_Task brief_
Each record that follows should be repeated exactly, minus any images.

_Data for analysis_
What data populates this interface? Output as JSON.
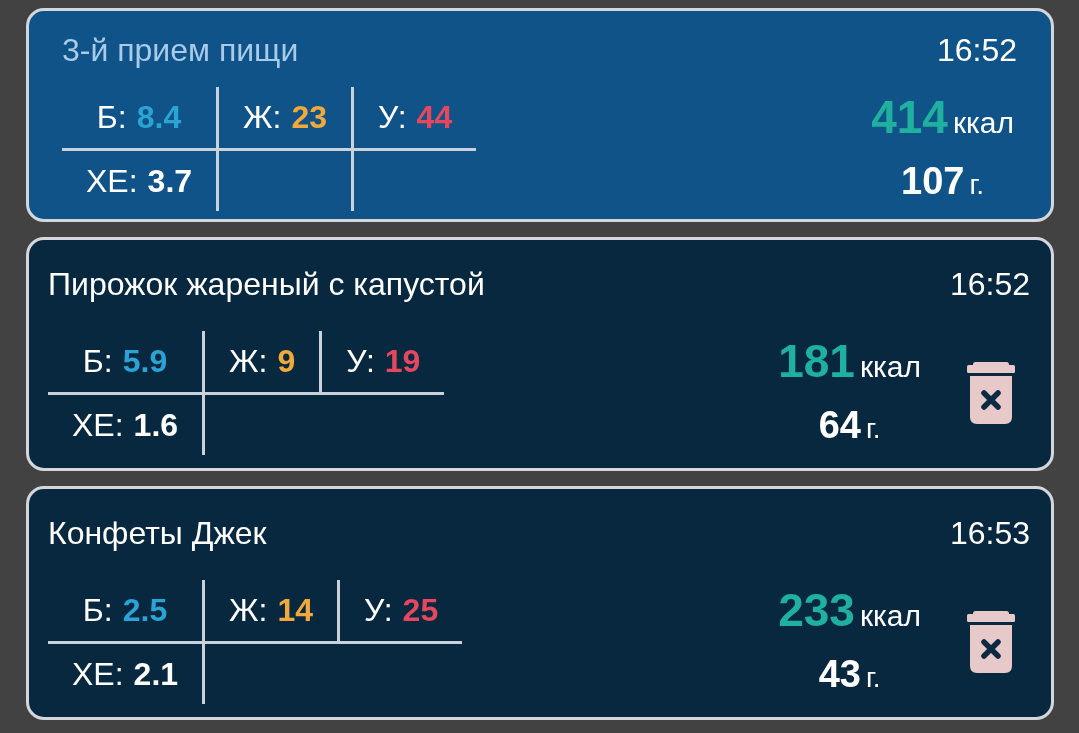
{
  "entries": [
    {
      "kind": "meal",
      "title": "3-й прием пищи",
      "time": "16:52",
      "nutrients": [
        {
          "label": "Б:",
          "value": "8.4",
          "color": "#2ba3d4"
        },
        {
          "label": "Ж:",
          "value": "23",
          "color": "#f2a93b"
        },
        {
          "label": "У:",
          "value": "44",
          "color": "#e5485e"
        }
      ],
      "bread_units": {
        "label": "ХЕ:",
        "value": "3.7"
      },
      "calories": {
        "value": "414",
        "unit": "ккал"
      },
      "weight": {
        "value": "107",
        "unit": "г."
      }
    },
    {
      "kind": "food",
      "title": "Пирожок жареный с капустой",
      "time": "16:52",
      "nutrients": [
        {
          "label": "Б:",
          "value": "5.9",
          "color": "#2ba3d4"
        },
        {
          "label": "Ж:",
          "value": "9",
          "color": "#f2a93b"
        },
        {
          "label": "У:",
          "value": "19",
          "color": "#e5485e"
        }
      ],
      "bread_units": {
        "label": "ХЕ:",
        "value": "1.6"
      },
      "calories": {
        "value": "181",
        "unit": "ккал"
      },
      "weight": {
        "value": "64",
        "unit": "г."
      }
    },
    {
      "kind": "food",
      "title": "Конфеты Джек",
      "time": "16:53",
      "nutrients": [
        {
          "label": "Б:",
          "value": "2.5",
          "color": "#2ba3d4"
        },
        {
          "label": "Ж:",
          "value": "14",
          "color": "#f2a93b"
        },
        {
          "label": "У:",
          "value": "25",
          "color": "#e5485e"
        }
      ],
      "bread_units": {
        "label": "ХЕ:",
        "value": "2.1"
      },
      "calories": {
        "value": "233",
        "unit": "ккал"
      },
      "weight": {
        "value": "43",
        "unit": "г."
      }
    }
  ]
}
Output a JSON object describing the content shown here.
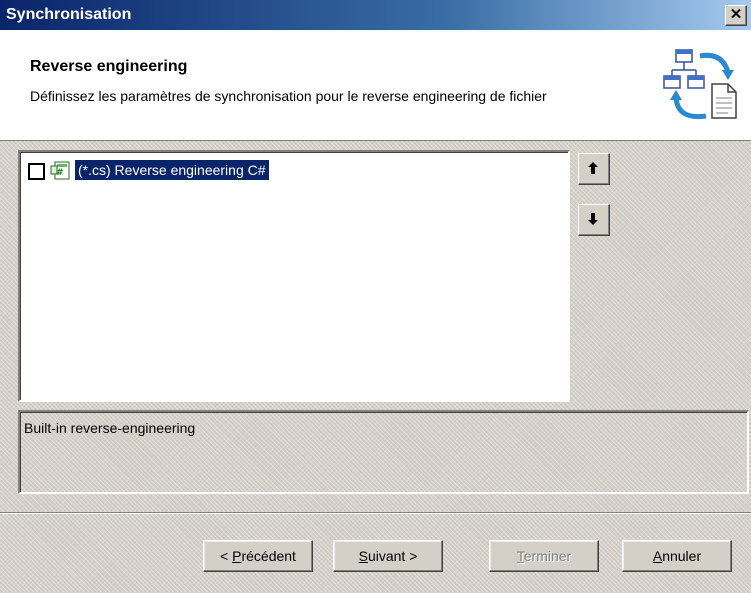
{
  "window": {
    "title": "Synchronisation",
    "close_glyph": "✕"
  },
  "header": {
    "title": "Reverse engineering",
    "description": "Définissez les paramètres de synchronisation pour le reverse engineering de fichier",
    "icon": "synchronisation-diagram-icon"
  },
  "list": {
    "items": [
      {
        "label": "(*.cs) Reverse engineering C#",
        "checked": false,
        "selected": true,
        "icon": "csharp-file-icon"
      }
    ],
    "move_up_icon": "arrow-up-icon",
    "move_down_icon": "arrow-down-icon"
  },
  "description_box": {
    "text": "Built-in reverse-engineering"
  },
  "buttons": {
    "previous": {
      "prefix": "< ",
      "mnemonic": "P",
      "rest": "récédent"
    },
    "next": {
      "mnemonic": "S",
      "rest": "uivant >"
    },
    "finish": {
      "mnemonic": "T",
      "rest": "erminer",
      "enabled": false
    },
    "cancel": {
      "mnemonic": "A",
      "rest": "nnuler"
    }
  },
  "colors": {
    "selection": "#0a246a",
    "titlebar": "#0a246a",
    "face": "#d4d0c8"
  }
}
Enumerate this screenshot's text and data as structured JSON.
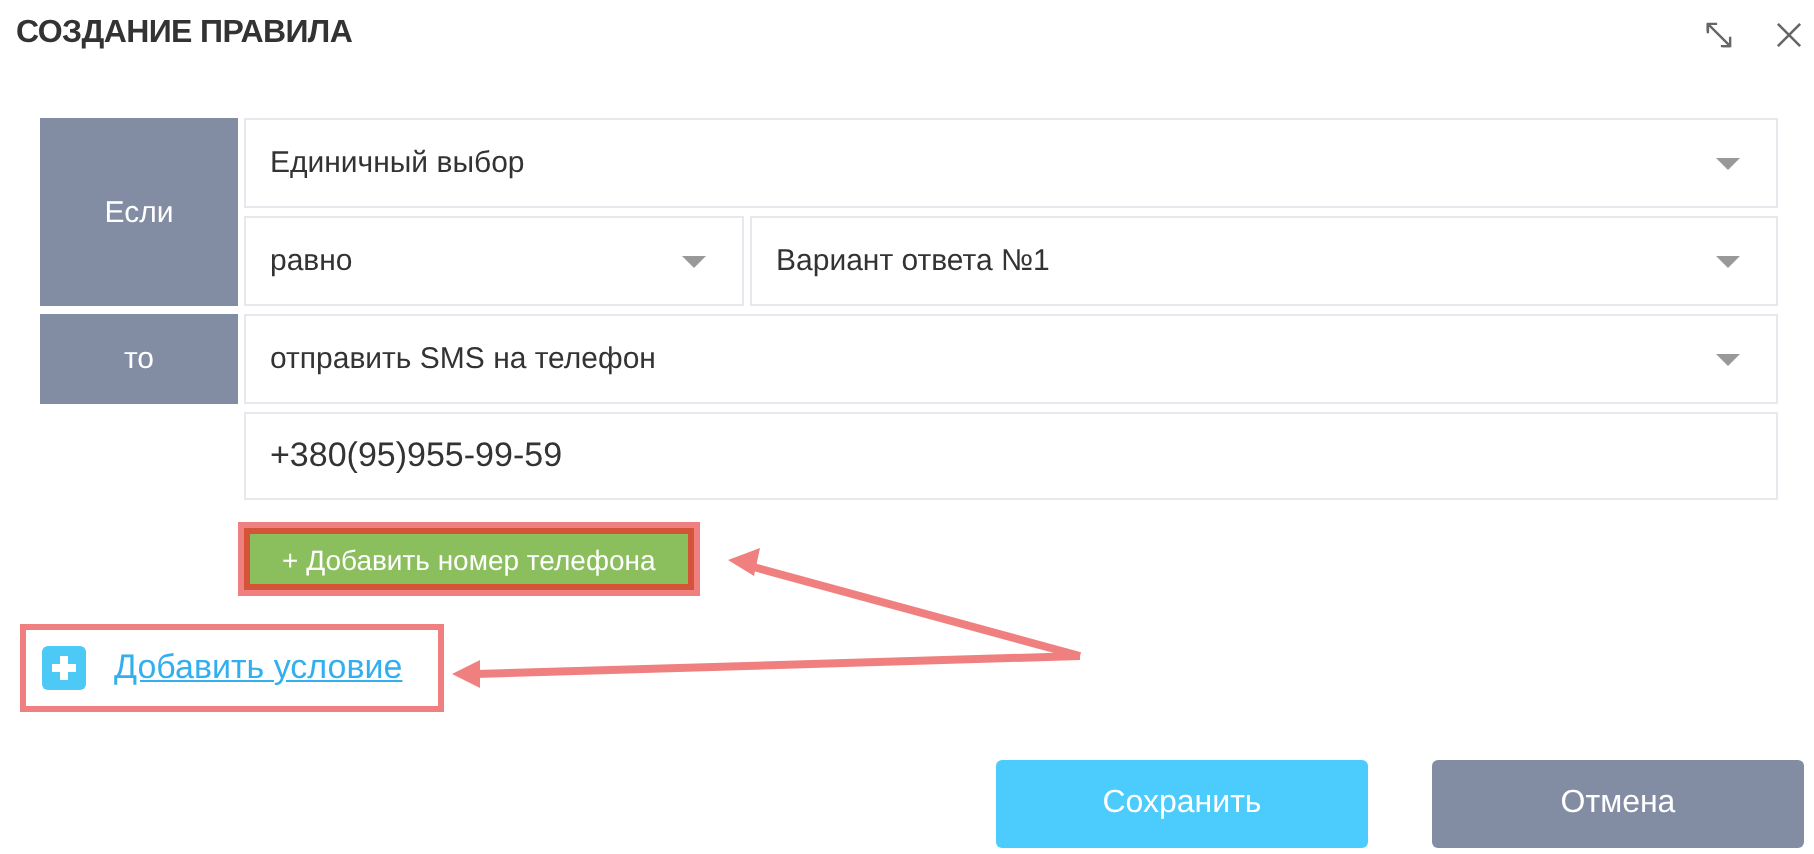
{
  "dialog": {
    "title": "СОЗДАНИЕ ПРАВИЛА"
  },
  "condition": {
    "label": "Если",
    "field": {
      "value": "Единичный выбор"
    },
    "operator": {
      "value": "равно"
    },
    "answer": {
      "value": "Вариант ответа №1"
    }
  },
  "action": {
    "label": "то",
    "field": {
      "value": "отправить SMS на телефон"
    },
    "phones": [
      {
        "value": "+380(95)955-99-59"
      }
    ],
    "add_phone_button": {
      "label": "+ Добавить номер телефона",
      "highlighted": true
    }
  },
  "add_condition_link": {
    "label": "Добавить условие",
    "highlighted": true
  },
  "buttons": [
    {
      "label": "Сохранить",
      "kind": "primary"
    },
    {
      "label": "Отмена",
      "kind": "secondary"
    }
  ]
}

_Solution below_
What data populates this interface? Output as JSON.
{
  "entries": [
    {
      "kind": "meal",
      "title": "3-й прием пищи",
      "time": "16:52",
      "nutrients": [
        {
          "label": "Б:",
          "value": "8.4",
          "color": "#2ba3d4"
        },
        {
          "label": "Ж:",
          "value": "23",
          "color": "#f2a93b"
        },
        {
          "label": "У:",
          "value": "44",
          "color": "#e5485e"
        }
      ],
      "bread_units": {
        "label": "ХЕ:",
        "value": "3.7"
      },
      "calories": {
        "value": "414",
        "unit": "ккал"
      },
      "weight": {
        "value": "107",
        "unit": "г."
      }
    },
    {
      "kind": "food",
      "title": "Пирожок жареный с капустой",
      "time": "16:52",
      "nutrients": [
        {
          "label": "Б:",
          "value": "5.9",
          "color": "#2ba3d4"
        },
        {
          "label": "Ж:",
          "value": "9",
          "color": "#f2a93b"
        },
        {
          "label": "У:",
          "value": "19",
          "color": "#e5485e"
        }
      ],
      "bread_units": {
        "label": "ХЕ:",
        "value": "1.6"
      },
      "calories": {
        "value": "181",
        "unit": "ккал"
      },
      "weight": {
        "value": "64",
        "unit": "г."
      }
    },
    {
      "kind": "food",
      "title": "Конфеты Джек",
      "time": "16:53",
      "nutrients": [
        {
          "label": "Б:",
          "value": "2.5",
          "color": "#2ba3d4"
        },
        {
          "label": "Ж:",
          "value": "14",
          "color": "#f2a93b"
        },
        {
          "label": "У:",
          "value": "25",
          "color": "#e5485e"
        }
      ],
      "bread_units": {
        "label": "ХЕ:",
        "value": "2.1"
      },
      "calories": {
        "value": "233",
        "unit": "ккал"
      },
      "weight": {
        "value": "43",
        "unit": "г."
      }
    }
  ]
}
Output a JSON object describing the content shown here.
{
  "window": {
    "title": "Synchronisation",
    "close_glyph": "✕"
  },
  "header": {
    "title": "Reverse engineering",
    "description": "Définissez les paramètres de synchronisation pour le reverse engineering de fichier",
    "icon": "synchronisation-diagram-icon"
  },
  "list": {
    "items": [
      {
        "label": "(*.cs) Reverse engineering C#",
        "checked": false,
        "selected": true,
        "icon": "csharp-file-icon"
      }
    ],
    "move_up_icon": "arrow-up-icon",
    "move_down_icon": "arrow-down-icon"
  },
  "description_box": {
    "text": "Built-in reverse-engineering"
  },
  "buttons": {
    "previous": {
      "prefix": "< ",
      "mnemonic": "P",
      "rest": "récédent"
    },
    "next": {
      "mnemonic": "S",
      "rest": "uivant >"
    },
    "finish": {
      "mnemonic": "T",
      "rest": "erminer",
      "enabled": false
    },
    "cancel": {
      "mnemonic": "A",
      "rest": "nnuler"
    }
  },
  "colors": {
    "selection": "#0a246a",
    "titlebar": "#0a246a",
    "face": "#d4d0c8"
  }
}
Enumerate this screenshot's text and data as structured JSON.
{
  "dialog": {
    "title": "СОЗДАНИЕ ПРАВИЛА"
  },
  "condition": {
    "label": "Если",
    "field": {
      "value": "Единичный выбор"
    },
    "operator": {
      "value": "равно"
    },
    "answer": {
      "value": "Вариант ответа №1"
    }
  },
  "action": {
    "label": "то",
    "field": {
      "value": "отправить SMS на телефон"
    },
    "phones": [
      {
        "value": "+380(95)955-99-59"
      }
    ],
    "add_phone_button": {
      "label": "+ Добавить номер телефона",
      "highlighted": true
    }
  },
  "add_condition_link": {
    "label": "Добавить условие",
    "highlighted": true
  },
  "buttons": [
    {
      "label": "Сохранить",
      "kind": "primary"
    },
    {
      "label": "Отмена",
      "kind": "secondary"
    }
  ]
}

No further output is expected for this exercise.